The point guard position has enjoyed a long and strange evolution. From Bob Cousy to Jerry "The Logo" West, and later to Magic Johnson and Allen Iverson, players of all sizes, shapes and skillsets have assumed the role of one-slotter. The role - even the necessity - of the PG has been a subject of debate among hoops junkies, ever since Cousy accidentally stumbled on a new position back in the middle part of the last century.
"The point guard is expected to move the ball, read defenses, listen constantly to his coaches and to direct the other four players on the floor," Malcolm Moran wrote last year in USA Today. "And he has to score. And be able to do all this with only two eyes, arms and ears. And one brain."
Fire-spitting Latin lightning-bolt Jose Juan Barea, a former MMBOW, is that man for the Northeastern Huskies. But some observers might dismiss his team as a one-man show, in the style of Mr. Iverson - Barea often brings the ball up the floor, suddenly leaps in the air without warning, and softly releases a pretty jumper.

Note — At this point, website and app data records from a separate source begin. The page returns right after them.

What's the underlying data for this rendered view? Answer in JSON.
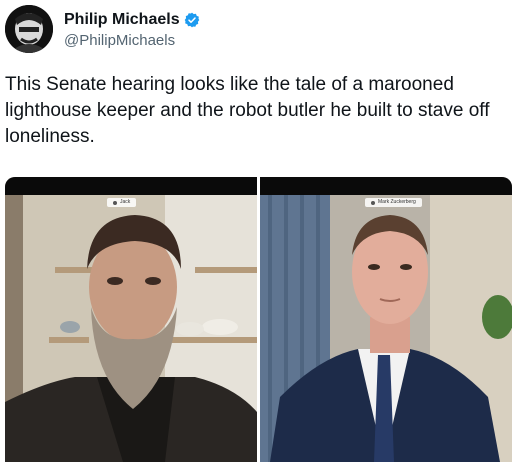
{
  "tweet": {
    "author_name": "Philip Michaels",
    "author_handle": "@PhilipMichaels",
    "verified_icon": "verified-badge-icon",
    "text": "This Senate hearing looks like the tale of a marooned lighthouse keeper and the robot butler he built to stave off loneliness."
  },
  "media": {
    "left_label": "Jack",
    "right_label": "Mark Zuckerberg"
  },
  "colors": {
    "text": "#0f1419",
    "handle": "#536471",
    "verified": "#1d9bf0"
  }
}
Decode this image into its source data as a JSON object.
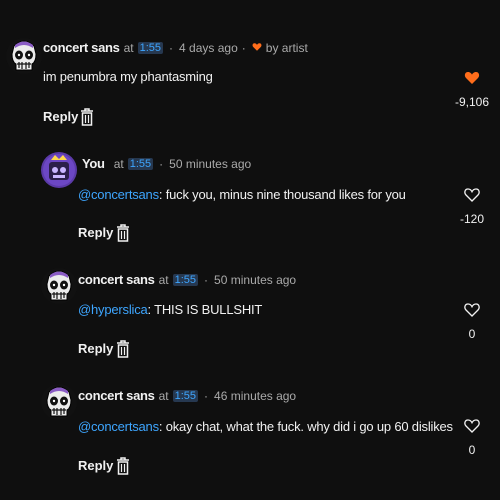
{
  "colors": {
    "background": "#0f0f0f",
    "mention": "#3ea6ff",
    "timestamp_bg": "#263850",
    "liked_heart": "#ff6d1b",
    "muted": "#aaaaaa"
  },
  "comments": [
    {
      "author": "concert sans",
      "at": "at",
      "timestamp": "1:55",
      "time": "4 days ago",
      "hearted_by_artist": true,
      "by_artist_label": "by artist",
      "mention": "",
      "text": "im penumbra my phantasming",
      "reply_label": "Reply",
      "like_count": "-9,106",
      "liked": true
    },
    {
      "author": "You",
      "at": "at",
      "timestamp": "1:55",
      "time": "50 minutes ago",
      "mention": "@concertsans",
      "text": ": fuck you, minus nine thousand likes for you",
      "reply_label": "Reply",
      "like_count": "-120",
      "liked": false
    },
    {
      "author": "concert sans",
      "at": "at",
      "timestamp": "1:55",
      "time": "50 minutes ago",
      "mention": "@hyperslica",
      "text": ": THIS IS BULLSHIT",
      "reply_label": "Reply",
      "like_count": "0",
      "liked": false
    },
    {
      "author": "concert sans",
      "at": "at",
      "timestamp": "1:55",
      "time": "46 minutes ago",
      "mention": "@concertsans",
      "text": ": okay chat, what the fuck. why did i go up 60 dislikes",
      "reply_label": "Reply",
      "like_count": "0",
      "liked": false
    }
  ],
  "separator": "·"
}
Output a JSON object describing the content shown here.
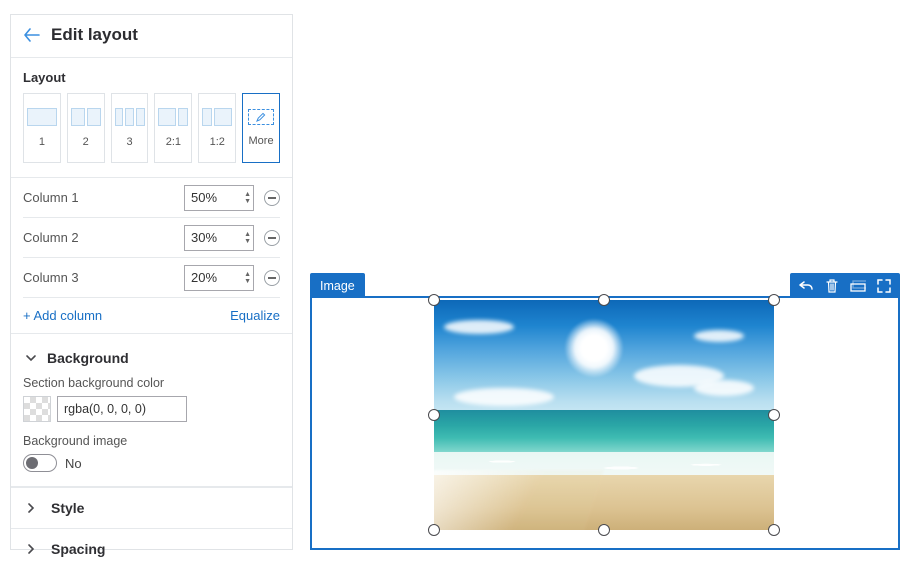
{
  "panel": {
    "title": "Edit layout",
    "layout_section_label": "Layout",
    "tiles": [
      {
        "label": "1"
      },
      {
        "label": "2"
      },
      {
        "label": "3"
      },
      {
        "label": "2:1"
      },
      {
        "label": "1:2"
      },
      {
        "label": "More"
      }
    ],
    "selected_tile": 5,
    "columns": [
      {
        "label": "Column 1",
        "value": "50%"
      },
      {
        "label": "Column 2",
        "value": "30%"
      },
      {
        "label": "Column 3",
        "value": "20%"
      }
    ],
    "add_column_label": "+ Add column",
    "equalize_label": "Equalize",
    "background": {
      "header": "Background",
      "color_label": "Section background color",
      "color_value": "rgba(0, 0, 0, 0)",
      "image_label": "Background image",
      "image_toggle_text": "No",
      "image_toggle_on": false
    },
    "style_header": "Style",
    "spacing_header": "Spacing"
  },
  "block": {
    "tag": "Image"
  },
  "icons": {
    "back": "back-arrow-icon",
    "chev_down": "chevron-down-icon",
    "chev_right": "chevron-right-icon",
    "pencil": "pencil-icon",
    "undo": "undo-icon",
    "trash": "trash-icon",
    "outline": "outline-icon",
    "expand": "expand-icon"
  }
}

A lot of the time, the shots fall... but you might start wondering if the other four NU players are just there to keep Barea from being quintuple-teamed. In Saturday's quarterfinal win over Stony Brook, Barea took half the team's shots and scored a whopping 41 points.
But eighteen hours later, in the America East semis, the Northeastern star settled into a more traditional point guard role. In a game of runs where Northeastern eliminated the Maine Black Bears with the last spurt (17-3), Barea got his 20 points. But his key statistic, and the one that may have swayed the game in favor of the Huskies, was his 11 assists.
"He understands when to shoot," NU coach Ron Everhart said. "And he understands when to pass it around."
Many of those dimes were flicked to fellow backcourter Marcus Barnes. "He said if I keep running the floor, he's going to reward me," said Barnes, who ended up with 28 points on 10-of-19 shooting. "And he did."
Maine coach Ted Woodward certainly read the previous night's boxscore, and knew going in that his team's main strategy had to be centered on stopping a certain number 5. "We tried to mix it up," he said. "The more we could get him thinking, the more effective we'd be... but he did an effective job in the halfcourt."
Having a talent like Barea requires careful management, and Everhart deals with that issue every time the Huskies take the floor.
"The question, as a coach, is how much do you put the handcuffs on the kid?" Barea's coach said. "That's the big question. How much freedom do you want him to have as a basketball player? We give him freedom as long as he plays defense."
And Barea's next job will be to rein in Vermont's PG and fellow former MMBOW T.J. Sorrentine in next week's final, to shut down one of the twin-turbine engines that makes Vermont roar. If Northeastern can solve the Catamounts, an equation they came just short of solving twice this regular season, Barea's star will shine on a national stage, in the NCAA Tournament.
Which, of course, leads to another big question. The league where Cousy and Oscar Robertson and Isaiah Thomas plied their trades is sorely lacking for solid floor generals these days, and there are whispers that Barea might strike NBA gold if he forgoes his senior season and goes pro. His multidimensional play in games might remind some of another piece of "human spackle" named Jameer Nelson. As everyone knows, he stuck around and dominated Division I basketball. Will Barea?